Finishing up on campus, I hike over to Navy Marine Corps Memorial Stadium, located about a mile and a half West of the Academy grounds. Shaded by soaring concrete grandstands as the late afternoon sun starts to dip, the lots are full of blue and yellow tents, many of them posted with signs for various classes and affiliations. Men and women clutch beers huddling within, while kids toss footballs between cars and alternate turns sliding down the grassy slope on the south side of the stadium. With tickets already secured from my college football cohort Bob, I pass through the entrance gates early, not wanting to miss a second of the Midshipmen pre game march on.
A quick survey of the confines of Navy-Marine Corps Memorial Stadium, and I notice something rather unique. In lieu of retired player numbers, the facades of the press box are lettered with the names of global naval conflicts – Peleliu, Tarawa, Pearl Harbor and Guadalcanal, to name a few – a sobering reminder of the broader mission that awaits the players on the gridiron. Soon, the Midshipmen march on to the field grouped in neat square formations as the PA announcer calls out the respective companies. Donned in traditional white caps and long black wool coats the cadets are well prepared for the chilly afternoon, their numbers spread evenly taking up the entire field . Beneath the caps, a few of the middies sport wispy mustaches, a funny look if you ask me, but permitted under Naval Uniform Regulations 2201.1 so long as it does not “exceed 1/2” in length or extend beyond the corners of the mouth”.
On the field, the Midshipmen make short work of Georgia Southern. They trounce the Eagles behind the strength of their traditional triple option rushing attack. Navy amasses 394 yards of rushing against only 71 yards of passing on the day, methodically grinding out five yards at a clip as the ball is pitched from one runner to the next. The Eagles, for their part, move the ball well. They put up nearly the same rushing and passing yardage as the Naval Academy, but the Southern squad is hamstrung by turnovers, coughing the ball up three times on key drives. Navy quarterback Keenan Reynolds is the star on the day, piling up 277 yards on the ground and tossing a handful of completions during his rare passing opportunities. In the end, the Middies run away with a 52-19 victory, a convincing blowout win over the Sun Belt conference leading Georgia Southern Eagles.
Special thanks to my friend and USNA graduate Armando giving me the lowdown on all the history, tradition, and important landmarks to check out on campus. Maybe one day we can meet up for a game in Annapolis and I can get the full tour!

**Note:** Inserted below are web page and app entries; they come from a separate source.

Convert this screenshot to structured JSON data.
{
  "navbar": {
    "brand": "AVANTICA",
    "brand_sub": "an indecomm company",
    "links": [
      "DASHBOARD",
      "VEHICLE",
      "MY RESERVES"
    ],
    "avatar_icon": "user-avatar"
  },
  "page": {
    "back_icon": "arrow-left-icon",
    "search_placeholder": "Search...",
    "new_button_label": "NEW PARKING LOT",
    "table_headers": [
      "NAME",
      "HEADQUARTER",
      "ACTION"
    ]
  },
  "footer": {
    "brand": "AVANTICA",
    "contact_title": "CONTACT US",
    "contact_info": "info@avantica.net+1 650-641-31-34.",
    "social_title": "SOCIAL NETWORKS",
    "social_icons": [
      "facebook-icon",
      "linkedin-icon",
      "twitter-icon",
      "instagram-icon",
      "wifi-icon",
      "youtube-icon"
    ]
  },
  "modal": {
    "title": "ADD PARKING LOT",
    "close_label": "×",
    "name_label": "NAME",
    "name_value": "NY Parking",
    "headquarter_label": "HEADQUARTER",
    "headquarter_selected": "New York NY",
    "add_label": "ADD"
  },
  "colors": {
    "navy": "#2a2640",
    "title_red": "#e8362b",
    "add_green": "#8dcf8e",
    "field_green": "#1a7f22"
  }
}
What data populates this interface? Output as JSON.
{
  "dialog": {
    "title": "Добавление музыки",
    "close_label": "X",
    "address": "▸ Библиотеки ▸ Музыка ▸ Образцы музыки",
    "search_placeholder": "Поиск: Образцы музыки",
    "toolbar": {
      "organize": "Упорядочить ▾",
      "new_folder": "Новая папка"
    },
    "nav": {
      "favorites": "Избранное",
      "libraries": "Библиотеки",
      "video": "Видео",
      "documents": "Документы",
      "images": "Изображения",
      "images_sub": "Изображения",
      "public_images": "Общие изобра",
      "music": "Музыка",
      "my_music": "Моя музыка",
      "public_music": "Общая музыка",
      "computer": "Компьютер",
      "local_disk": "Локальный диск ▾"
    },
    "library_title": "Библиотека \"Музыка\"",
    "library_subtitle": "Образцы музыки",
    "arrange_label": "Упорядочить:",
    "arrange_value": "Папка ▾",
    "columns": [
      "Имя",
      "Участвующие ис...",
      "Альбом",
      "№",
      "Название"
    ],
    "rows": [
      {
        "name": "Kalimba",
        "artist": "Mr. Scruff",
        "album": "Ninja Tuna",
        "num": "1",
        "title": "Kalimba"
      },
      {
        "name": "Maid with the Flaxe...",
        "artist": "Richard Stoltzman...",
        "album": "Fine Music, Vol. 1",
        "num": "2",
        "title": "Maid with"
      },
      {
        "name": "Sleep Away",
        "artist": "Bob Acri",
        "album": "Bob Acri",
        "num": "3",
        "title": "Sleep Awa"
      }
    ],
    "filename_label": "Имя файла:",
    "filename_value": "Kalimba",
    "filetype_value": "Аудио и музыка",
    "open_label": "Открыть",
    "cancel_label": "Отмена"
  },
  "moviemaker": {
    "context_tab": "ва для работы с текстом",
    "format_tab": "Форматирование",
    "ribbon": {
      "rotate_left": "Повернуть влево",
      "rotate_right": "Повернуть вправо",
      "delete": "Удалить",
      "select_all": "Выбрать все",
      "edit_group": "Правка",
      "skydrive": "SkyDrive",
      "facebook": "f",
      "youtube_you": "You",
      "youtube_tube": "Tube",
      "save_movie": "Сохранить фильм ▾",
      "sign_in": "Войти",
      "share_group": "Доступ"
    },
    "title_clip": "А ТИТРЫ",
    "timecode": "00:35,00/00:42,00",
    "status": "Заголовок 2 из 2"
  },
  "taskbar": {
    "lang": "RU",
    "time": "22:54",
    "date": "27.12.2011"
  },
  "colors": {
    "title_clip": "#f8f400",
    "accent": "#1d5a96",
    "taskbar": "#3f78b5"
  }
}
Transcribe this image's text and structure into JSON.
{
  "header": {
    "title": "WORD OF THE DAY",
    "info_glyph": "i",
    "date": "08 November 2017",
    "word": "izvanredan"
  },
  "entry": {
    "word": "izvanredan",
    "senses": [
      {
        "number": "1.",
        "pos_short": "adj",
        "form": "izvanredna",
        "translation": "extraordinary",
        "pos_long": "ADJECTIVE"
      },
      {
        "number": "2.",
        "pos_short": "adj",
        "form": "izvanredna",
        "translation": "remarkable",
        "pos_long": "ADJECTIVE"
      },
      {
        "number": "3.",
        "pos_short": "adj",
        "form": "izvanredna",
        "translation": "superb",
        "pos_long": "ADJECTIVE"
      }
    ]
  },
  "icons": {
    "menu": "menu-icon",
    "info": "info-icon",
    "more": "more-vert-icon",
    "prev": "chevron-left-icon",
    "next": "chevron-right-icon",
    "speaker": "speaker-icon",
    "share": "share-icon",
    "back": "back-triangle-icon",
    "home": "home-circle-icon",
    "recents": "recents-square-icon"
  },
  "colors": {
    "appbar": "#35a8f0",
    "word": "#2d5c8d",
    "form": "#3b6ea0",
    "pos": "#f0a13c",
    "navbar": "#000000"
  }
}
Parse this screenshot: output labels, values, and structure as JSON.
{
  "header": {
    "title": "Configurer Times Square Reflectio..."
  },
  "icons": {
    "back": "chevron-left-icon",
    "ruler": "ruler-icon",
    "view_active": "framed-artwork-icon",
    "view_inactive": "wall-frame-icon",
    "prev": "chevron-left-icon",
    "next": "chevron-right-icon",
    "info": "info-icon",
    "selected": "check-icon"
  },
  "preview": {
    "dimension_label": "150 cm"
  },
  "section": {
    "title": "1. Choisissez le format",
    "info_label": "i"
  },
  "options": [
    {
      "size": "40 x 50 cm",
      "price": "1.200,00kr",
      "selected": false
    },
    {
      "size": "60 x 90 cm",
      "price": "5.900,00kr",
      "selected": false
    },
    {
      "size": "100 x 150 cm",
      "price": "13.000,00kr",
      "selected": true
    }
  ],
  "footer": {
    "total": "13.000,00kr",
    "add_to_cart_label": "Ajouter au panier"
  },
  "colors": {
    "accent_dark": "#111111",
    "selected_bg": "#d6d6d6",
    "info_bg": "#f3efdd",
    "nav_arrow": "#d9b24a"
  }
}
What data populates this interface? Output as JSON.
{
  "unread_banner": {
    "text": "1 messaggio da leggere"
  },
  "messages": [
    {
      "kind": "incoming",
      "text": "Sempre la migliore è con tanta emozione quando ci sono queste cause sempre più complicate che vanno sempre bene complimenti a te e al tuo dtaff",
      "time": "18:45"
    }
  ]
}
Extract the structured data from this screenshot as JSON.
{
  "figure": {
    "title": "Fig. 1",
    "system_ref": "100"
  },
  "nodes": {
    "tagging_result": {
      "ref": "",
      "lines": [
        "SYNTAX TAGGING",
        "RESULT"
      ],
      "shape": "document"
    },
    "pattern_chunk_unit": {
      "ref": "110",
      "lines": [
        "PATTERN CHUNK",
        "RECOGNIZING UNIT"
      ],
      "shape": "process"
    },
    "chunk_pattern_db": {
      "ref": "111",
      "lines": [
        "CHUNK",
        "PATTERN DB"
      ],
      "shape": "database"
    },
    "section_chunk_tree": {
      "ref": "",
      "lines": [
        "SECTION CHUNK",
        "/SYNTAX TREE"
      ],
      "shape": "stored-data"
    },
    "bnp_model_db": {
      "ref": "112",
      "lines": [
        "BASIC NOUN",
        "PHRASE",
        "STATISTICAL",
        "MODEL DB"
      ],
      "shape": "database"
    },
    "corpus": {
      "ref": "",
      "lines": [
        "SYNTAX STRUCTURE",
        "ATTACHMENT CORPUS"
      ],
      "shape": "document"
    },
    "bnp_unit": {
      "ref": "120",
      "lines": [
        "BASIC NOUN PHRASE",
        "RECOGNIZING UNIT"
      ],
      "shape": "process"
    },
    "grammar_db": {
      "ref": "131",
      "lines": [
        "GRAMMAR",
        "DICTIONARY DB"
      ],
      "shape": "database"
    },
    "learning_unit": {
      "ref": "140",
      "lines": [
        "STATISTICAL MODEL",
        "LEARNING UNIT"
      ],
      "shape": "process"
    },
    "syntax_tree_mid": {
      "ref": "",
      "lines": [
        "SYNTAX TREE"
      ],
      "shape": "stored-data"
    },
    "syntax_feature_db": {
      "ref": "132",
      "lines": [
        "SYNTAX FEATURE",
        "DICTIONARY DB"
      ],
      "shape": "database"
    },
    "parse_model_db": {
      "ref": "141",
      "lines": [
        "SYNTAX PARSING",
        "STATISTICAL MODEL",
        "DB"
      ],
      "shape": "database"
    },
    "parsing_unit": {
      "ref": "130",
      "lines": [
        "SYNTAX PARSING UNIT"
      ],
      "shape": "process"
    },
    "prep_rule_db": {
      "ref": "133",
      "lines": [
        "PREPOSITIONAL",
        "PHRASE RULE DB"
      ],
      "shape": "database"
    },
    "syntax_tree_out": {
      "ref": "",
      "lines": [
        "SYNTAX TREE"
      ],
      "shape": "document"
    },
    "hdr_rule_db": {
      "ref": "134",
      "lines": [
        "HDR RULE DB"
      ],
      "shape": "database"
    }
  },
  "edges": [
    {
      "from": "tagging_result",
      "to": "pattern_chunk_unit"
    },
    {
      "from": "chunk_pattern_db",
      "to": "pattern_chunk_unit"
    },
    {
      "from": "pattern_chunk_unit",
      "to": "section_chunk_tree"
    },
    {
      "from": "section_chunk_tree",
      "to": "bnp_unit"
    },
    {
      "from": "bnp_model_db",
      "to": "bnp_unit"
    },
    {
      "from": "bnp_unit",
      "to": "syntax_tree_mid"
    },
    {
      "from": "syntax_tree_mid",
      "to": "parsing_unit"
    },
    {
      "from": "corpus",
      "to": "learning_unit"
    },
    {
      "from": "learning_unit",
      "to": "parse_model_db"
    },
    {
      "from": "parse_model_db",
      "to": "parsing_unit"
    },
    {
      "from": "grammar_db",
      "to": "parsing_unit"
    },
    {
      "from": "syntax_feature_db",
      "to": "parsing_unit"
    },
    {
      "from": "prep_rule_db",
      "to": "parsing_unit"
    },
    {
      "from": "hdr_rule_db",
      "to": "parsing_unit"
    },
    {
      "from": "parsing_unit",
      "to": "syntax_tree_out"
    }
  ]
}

Special thanks to my friend, and fellow intrepid college football voyager, Bob for the tickets to the game and continued support throughout the season. I look forward to our paths crossing again next year!
Full Clickthrough Gallery Below: